In addition to stocking a collection of fascist texts, the League also created a sound library on the Steven Books website; this is now defunct with the files inaccessible, but used to act as host to a variety of political talks, such as ‘Mosley - Earls Court’, and a musical file titled “BUF Marching Song.’ (12) Along with the sound library, there is a YouTube video from the 2013 Edinburgh Fringe Festival of the League of St George’s skinheads performing a song entitled ‘Argy Bargy.’ (13) It is notable that the League used more traditional tactics compared to the far-right groups that would succeed it in the UK. Groups like the British National Party, National Front and the later National Action would all generate more of a street presence and community than the League, likely in part due to it being founded and primarily run in a pre-internet time when social media could not be utilized for garnering popularity or organizing in-person demonstrations.

International Relations & Potential Alliances 

As posited on the Steven Books website, “the most important job within the League’s structure is that of Overseas Officer for it is his task to establish the links, first in Europe and later worldwide, with like-minded Folk-Nationalists.” (3) The BUF enjoyed considerable support from other fascist states, namely Italy and Germany, during its founding and throughout World War II; furthermore, Mosley and his followers were committed to an idea of European nationalism that allowed for wider coordination and large-scale economic planning, and therefore alliances with their European neighbors were welcomed. 

However, during the emergence of the Union Movement and then successively the League of St George, this European nationalism began to exist less formally and more as a network of distributing fascist leaflets, books and audio recordings. This is likely simply due to a change of political environment: with the ending of World War II, the shift of Germany and Italy from fascism to democracy, and the advent of the first European economic union relationships, there was less traction available for a fascistic European identity and less financial or formal support on offer for British fascists wanting European ties. Rather than forming political ties with other groups, the League of St George seems to have faded into an obscure book and pamphlet publisher, with its members presumably folding into one of the many later iterations of far-right political organization in Britain.

Works Cited (Chicago)

(1) - Homepage. League of St. George website. Accessed 19 February, 2024. 

(2) - Wallenfeldt, Jeff. ‘British Union of Fascists’. Encyclopedia Britannica. Accessed 19 February 2024. 

(3) - Homepage. Steven Books. Accessed 20 February, 2024. 

(4) - Publications. Steven Books. Accessed 20 February 2024. 

(5) - The Editors of Encyclopedia Britannica. ‘Harold Sidney Harmsworth, 1st Viscount Rothermere’. Encyclopedia Britannica. Accessed 20 February 2024. 

(6) - McNamara, Martin. ‘The day Irish and Jews joined forces against British fascists.’ The Irish Times. 2018. Accessed February 26 2024. 

(7) - Chebel d'Appollonia, Ariane.

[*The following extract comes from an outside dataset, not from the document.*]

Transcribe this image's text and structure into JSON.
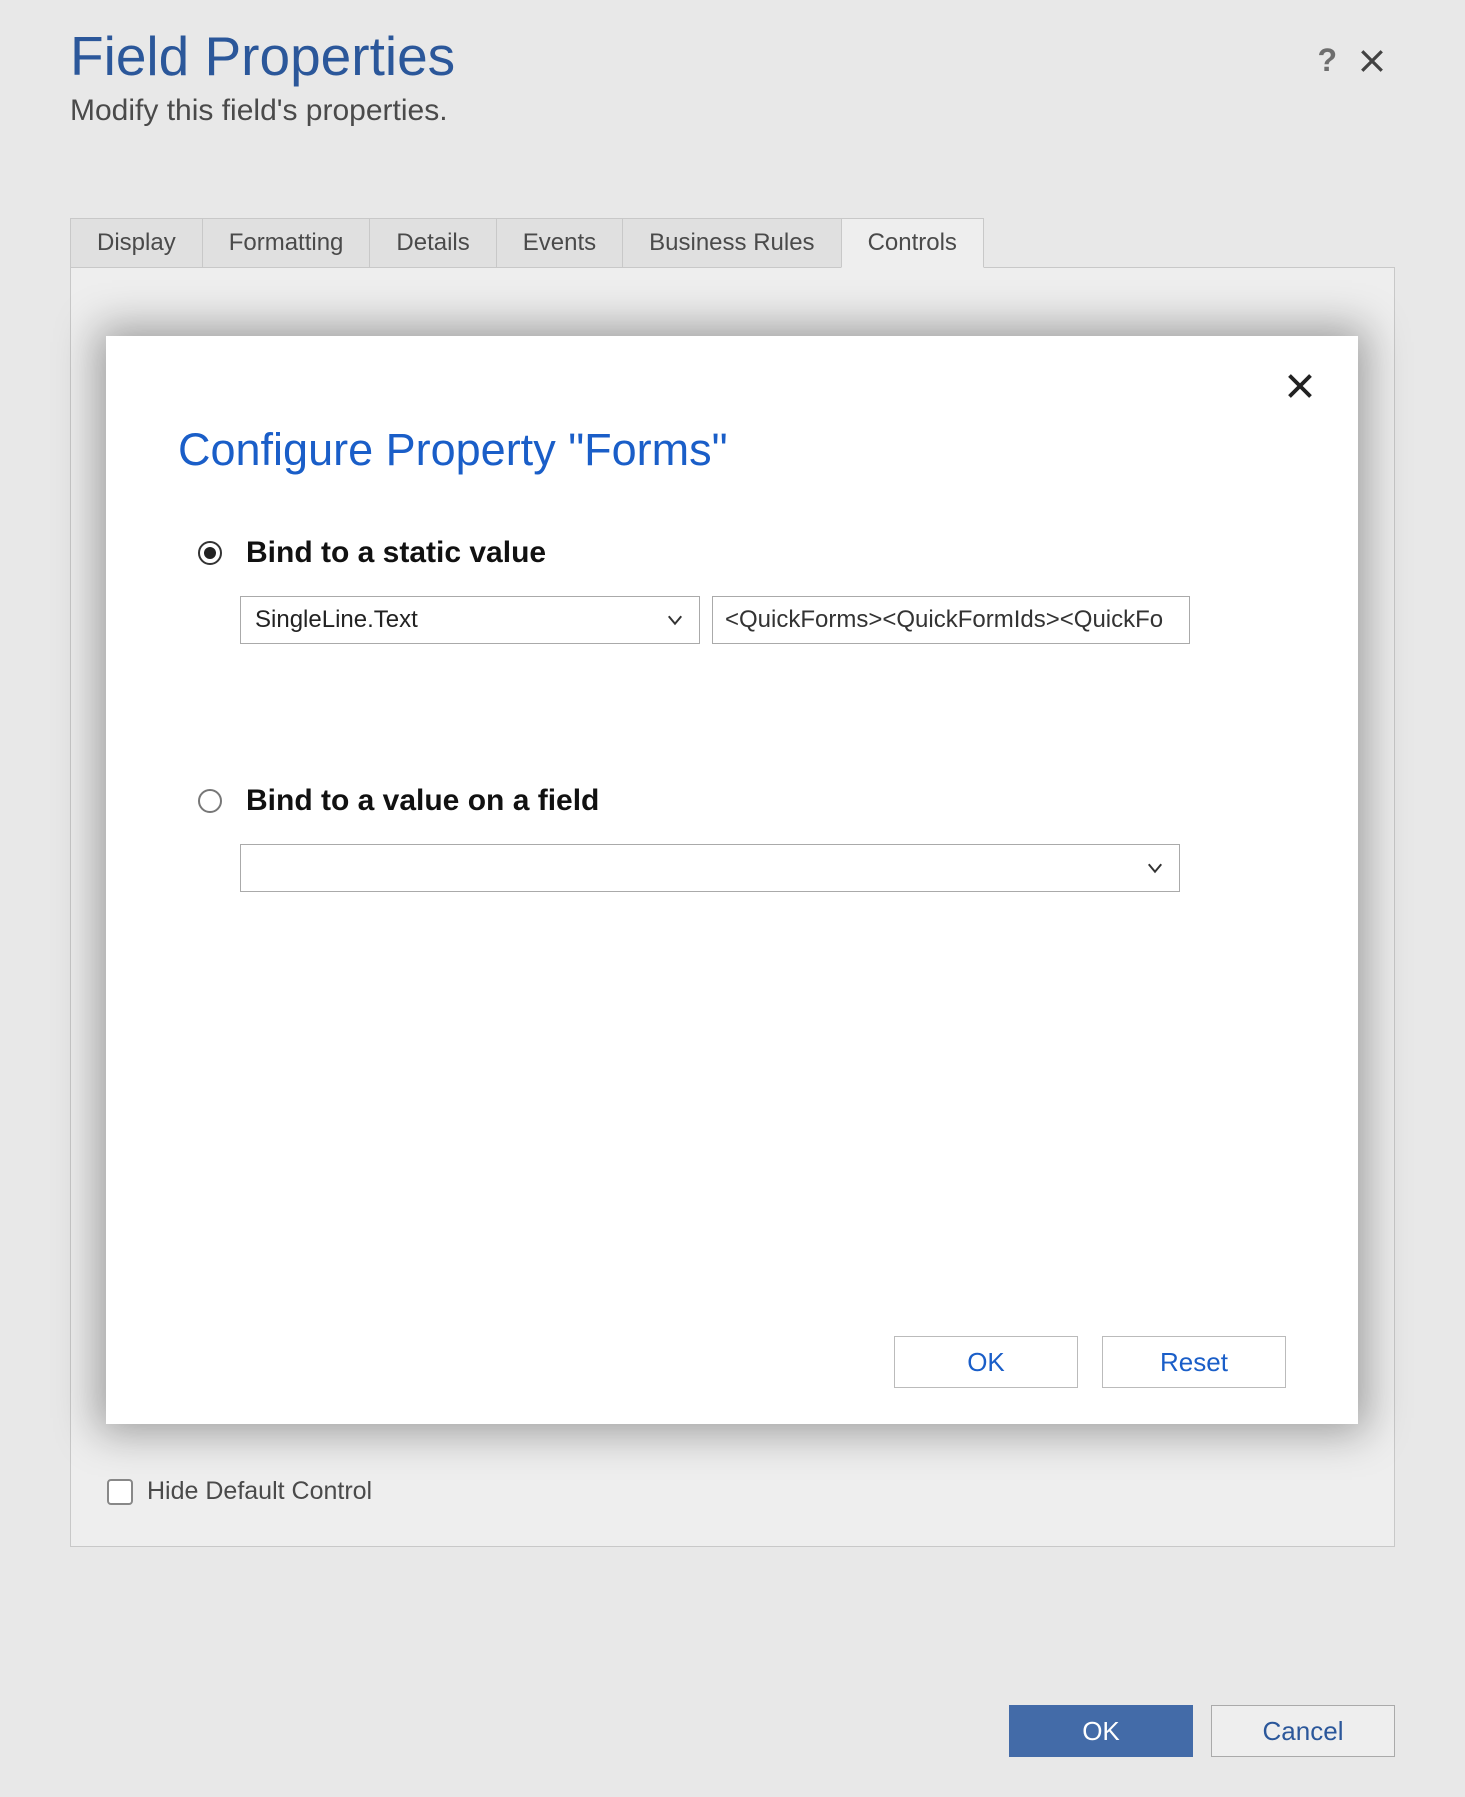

The Idea of Europe: From Antiquity to the European Union. Chapter 8, European Nationalism and European Union. Published online 14 July 2009. Accessed 20 February 2024. 

(8) - ‘Policy For Europe’. Accessed 26 February 2024. 

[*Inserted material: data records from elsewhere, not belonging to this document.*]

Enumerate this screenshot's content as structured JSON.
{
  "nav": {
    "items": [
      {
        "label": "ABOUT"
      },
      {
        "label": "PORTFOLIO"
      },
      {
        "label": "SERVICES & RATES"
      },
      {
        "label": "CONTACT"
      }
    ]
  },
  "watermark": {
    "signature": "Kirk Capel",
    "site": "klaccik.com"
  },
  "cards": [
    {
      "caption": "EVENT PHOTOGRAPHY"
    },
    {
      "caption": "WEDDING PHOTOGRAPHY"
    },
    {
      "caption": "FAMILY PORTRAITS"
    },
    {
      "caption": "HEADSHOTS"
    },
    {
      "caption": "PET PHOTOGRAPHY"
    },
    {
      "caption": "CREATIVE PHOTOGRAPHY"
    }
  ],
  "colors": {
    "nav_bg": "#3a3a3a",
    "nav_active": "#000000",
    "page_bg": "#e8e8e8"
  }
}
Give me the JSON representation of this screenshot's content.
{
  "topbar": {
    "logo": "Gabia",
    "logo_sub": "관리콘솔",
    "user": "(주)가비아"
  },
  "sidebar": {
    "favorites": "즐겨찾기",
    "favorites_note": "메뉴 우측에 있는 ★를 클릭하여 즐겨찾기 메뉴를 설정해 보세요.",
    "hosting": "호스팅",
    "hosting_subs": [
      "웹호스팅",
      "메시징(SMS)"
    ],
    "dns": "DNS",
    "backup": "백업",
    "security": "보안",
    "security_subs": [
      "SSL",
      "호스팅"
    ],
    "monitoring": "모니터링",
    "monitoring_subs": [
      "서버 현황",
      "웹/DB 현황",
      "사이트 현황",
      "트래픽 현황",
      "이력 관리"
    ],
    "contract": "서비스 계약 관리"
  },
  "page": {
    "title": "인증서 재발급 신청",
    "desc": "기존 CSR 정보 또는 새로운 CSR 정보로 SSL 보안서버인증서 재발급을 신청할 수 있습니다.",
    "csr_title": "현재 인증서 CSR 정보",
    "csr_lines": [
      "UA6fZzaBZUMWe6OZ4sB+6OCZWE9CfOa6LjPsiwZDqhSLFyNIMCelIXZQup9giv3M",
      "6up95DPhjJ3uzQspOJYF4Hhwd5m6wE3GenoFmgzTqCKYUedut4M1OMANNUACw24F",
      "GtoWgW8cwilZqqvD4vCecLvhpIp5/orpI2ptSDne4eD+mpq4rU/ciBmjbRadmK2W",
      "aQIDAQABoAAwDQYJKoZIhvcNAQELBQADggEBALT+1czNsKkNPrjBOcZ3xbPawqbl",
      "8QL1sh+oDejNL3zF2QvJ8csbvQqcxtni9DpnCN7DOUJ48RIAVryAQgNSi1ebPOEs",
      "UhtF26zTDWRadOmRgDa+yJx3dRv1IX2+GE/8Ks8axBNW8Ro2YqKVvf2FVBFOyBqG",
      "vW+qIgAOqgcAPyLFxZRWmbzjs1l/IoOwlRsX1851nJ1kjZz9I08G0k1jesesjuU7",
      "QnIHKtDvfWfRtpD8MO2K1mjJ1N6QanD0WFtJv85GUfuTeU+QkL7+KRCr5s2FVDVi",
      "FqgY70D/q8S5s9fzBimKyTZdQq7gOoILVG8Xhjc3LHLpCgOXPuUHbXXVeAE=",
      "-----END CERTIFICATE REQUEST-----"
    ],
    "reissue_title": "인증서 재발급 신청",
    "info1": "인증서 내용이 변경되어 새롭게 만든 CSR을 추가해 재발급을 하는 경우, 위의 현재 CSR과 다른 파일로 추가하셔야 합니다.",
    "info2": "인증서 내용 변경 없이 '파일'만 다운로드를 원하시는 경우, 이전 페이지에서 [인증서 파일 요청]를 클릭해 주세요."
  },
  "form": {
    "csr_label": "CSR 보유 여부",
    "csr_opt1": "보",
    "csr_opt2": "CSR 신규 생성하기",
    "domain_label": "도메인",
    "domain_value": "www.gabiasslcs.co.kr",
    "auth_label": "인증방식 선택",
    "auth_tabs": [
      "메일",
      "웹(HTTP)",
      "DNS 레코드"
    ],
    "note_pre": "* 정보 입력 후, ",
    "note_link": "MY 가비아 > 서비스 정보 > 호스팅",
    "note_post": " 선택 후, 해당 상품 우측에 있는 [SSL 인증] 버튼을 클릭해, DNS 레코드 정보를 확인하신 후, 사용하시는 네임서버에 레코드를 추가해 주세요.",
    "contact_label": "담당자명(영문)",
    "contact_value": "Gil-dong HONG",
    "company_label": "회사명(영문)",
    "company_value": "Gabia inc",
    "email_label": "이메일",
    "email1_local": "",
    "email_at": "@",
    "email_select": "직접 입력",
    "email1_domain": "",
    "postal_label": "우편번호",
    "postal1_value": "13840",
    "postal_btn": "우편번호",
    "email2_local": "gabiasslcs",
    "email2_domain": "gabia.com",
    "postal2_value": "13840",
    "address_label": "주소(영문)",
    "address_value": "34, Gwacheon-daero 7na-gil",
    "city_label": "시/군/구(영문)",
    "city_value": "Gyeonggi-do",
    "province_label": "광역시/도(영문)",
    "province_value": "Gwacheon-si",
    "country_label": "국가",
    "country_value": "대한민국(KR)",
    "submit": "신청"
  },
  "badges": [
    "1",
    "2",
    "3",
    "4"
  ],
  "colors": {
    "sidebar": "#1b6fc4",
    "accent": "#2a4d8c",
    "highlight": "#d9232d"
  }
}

(9) - Love, Gary. Abstract. ‘“What's the Big Idea?”: Oswald Mosley, the British Union of Fascists and Generic Fascism’. Journal of Contemporary History. Volume 42, Issue 3. 2007. Accessed 20 February 2024. 

(10) - Gallagher, Conor. ‘Tommy Robinson’s visit is a symptom of co-operation between Irish and British far-right movements.’ The Irish Times. 2023. Accessed 26 February 2024. 

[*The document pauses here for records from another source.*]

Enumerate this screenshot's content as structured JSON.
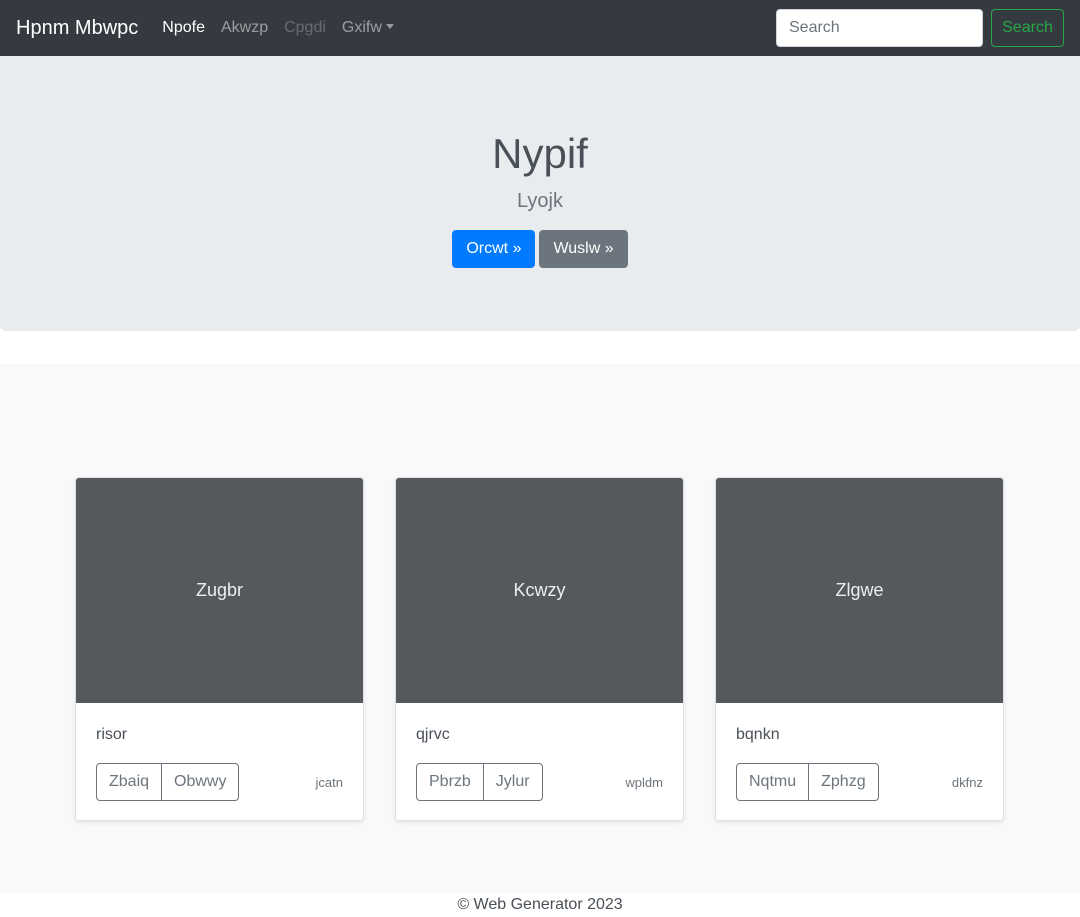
{
  "navbar": {
    "brand": "Hpnm Mbwpc",
    "links": [
      {
        "label": "Npofe",
        "state": "active"
      },
      {
        "label": "Akwzp",
        "state": "normal"
      },
      {
        "label": "Cpgdi",
        "state": "disabled"
      },
      {
        "label": "Gxifw",
        "state": "dropdown"
      }
    ],
    "search": {
      "placeholder": "Search",
      "value": "",
      "button_label": "Search"
    }
  },
  "hero": {
    "title": "Nypif",
    "subtitle": "Lyojk",
    "primary_button": "Orcwt »",
    "secondary_button": "Wuslw »"
  },
  "cards": [
    {
      "image_label": "Zugbr",
      "text": "risor",
      "button_1": "Zbaiq",
      "button_2": "Obwwy",
      "meta": "jcatn"
    },
    {
      "image_label": "Kcwzy",
      "text": "qjrvc",
      "button_1": "Pbrzb",
      "button_2": "Jylur",
      "meta": "wpldm"
    },
    {
      "image_label": "Zlgwe",
      "text": "bqnkn",
      "button_1": "Nqtmu",
      "button_2": "Zphzg",
      "meta": "dkfnz"
    }
  ],
  "footer": {
    "text": "© Web Generator 2023"
  },
  "colors": {
    "navbar_bg": "#343a40",
    "hero_bg": "#e9ecef",
    "primary": "#007bff",
    "secondary": "#6c757d",
    "success": "#28a745",
    "card_image_bg": "#55595c"
  }
}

(11) - Cobain, Ian. The Guardian. ‘Britain's far right in 2016: fractured, unpredictable, dispirited … and violent’. 2016. Accessed 19 February  2024. 

(12) - Sound Files. Steven Books. Accessed 20 February 2024. 

(13) - ‘League of St. George - Argy Bargy’. Posted by @Royan F. 2014. Accessed 20 February 2024. 

Additional Resources


bottom of page